Your answer should be one number, the count of lines in the entries holding the word "folder".

>>

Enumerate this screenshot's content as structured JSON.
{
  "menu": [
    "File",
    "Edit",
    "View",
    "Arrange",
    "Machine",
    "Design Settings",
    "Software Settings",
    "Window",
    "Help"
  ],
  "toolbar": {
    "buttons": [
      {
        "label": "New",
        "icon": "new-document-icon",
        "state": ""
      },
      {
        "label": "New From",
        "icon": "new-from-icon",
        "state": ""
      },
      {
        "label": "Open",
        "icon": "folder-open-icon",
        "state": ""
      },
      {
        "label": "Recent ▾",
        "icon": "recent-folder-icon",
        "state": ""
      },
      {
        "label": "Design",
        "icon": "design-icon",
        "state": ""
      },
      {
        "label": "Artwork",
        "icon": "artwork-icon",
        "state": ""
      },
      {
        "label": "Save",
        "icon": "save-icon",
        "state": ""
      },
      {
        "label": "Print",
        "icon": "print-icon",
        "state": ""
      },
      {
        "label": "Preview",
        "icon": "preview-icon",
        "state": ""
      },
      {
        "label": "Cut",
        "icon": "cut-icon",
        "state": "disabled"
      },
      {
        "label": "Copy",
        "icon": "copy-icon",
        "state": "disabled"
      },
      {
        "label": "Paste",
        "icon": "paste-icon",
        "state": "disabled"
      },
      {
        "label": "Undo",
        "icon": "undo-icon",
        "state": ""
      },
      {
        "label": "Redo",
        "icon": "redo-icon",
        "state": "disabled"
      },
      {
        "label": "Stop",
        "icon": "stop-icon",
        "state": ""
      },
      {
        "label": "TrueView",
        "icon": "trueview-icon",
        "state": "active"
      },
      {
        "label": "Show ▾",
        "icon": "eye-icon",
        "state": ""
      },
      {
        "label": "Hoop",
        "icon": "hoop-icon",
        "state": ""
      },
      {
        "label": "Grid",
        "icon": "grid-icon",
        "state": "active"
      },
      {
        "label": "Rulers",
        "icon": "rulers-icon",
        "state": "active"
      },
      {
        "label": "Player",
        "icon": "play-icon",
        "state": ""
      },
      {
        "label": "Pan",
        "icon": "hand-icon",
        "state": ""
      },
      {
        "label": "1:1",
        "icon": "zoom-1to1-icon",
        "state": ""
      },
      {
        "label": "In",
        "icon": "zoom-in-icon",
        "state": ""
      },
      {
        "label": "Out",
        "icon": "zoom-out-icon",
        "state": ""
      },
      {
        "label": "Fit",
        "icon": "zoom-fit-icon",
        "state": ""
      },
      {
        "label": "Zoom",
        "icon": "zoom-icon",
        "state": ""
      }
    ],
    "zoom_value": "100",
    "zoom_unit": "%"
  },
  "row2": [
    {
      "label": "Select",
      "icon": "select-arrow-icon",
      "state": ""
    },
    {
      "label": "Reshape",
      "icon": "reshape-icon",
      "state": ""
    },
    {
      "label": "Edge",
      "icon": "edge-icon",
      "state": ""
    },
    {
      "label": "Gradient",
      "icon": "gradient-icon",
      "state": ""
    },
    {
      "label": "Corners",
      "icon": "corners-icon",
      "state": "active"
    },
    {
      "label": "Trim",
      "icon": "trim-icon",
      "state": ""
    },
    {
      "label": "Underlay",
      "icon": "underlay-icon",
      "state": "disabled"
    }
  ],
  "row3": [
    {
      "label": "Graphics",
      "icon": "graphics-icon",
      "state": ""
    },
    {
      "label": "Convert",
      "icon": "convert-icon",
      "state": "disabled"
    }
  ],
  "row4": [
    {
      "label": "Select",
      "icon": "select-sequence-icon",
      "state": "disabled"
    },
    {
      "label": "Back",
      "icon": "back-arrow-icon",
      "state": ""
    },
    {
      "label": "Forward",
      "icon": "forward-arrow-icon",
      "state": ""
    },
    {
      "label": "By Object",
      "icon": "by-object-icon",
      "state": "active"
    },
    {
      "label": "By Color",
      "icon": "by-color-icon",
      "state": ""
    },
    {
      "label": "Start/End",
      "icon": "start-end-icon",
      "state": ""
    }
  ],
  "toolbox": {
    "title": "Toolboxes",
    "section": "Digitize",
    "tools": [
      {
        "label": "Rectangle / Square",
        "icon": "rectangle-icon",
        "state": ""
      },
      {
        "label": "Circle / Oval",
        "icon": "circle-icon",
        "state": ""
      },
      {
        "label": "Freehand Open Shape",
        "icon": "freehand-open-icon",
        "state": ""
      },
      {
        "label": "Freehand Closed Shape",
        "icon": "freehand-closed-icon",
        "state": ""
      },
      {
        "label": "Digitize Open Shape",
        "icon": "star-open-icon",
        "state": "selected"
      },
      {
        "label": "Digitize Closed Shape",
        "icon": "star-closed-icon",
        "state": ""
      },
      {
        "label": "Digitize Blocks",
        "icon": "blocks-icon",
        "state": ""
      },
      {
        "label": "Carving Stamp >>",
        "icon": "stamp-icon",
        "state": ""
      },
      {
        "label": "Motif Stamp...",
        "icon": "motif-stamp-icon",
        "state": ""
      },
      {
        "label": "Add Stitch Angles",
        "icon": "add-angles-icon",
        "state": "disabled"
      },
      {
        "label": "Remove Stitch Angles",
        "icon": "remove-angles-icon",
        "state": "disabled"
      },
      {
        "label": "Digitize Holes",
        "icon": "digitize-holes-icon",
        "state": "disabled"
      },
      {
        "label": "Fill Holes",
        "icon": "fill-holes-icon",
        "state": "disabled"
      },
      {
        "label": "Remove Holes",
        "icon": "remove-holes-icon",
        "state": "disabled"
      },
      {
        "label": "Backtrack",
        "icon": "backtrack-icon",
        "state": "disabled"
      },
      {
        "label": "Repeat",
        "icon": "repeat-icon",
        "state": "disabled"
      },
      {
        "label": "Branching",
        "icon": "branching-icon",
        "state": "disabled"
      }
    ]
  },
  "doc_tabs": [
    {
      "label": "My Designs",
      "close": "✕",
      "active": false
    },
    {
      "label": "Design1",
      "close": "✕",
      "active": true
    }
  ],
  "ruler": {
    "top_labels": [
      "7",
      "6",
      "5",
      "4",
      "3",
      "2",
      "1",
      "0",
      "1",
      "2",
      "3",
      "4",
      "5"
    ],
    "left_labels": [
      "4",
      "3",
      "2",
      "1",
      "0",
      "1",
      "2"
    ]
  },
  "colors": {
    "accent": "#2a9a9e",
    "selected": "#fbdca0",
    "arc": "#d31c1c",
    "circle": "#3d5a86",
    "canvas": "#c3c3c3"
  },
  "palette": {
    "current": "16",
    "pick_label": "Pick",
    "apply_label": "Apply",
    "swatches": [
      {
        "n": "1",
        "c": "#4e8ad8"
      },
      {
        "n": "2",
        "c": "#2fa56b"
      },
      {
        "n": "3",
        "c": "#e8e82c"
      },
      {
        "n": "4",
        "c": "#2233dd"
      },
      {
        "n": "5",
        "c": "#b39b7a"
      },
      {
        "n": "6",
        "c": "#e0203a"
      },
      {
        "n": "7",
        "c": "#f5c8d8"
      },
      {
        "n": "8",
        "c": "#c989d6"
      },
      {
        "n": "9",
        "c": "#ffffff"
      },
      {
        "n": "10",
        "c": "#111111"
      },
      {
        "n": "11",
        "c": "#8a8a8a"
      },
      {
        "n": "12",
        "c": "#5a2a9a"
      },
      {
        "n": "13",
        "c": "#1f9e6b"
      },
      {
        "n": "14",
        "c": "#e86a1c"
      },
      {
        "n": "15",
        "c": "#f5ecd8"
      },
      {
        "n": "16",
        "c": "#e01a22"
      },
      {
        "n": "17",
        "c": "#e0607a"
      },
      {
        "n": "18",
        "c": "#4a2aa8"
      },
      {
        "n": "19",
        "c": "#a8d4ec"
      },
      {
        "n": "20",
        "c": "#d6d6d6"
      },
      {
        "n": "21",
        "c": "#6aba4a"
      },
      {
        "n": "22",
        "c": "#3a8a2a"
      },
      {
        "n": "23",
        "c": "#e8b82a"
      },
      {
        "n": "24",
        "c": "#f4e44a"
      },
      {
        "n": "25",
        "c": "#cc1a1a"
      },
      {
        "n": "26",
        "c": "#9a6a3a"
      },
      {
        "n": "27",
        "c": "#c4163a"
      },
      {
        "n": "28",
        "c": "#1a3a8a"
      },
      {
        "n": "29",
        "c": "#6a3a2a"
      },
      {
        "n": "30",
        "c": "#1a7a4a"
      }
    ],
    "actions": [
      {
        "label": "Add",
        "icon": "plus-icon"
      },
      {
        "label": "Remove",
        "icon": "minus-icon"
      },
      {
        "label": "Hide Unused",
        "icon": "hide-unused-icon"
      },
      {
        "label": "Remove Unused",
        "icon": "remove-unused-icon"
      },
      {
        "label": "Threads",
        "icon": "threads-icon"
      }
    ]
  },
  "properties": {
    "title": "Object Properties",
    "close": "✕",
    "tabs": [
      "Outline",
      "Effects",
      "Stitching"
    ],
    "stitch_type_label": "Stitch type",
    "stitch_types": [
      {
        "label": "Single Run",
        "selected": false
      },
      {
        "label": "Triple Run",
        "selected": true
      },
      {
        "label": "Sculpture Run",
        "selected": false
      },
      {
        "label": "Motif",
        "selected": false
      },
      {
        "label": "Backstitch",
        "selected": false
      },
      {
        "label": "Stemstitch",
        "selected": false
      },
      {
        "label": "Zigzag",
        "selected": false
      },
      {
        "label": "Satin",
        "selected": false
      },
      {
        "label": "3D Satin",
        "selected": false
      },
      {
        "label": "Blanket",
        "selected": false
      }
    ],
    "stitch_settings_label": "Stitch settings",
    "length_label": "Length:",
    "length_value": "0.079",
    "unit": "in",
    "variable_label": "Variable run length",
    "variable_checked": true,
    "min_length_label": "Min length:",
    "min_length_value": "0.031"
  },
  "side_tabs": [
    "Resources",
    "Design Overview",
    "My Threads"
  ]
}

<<

Written solution. 2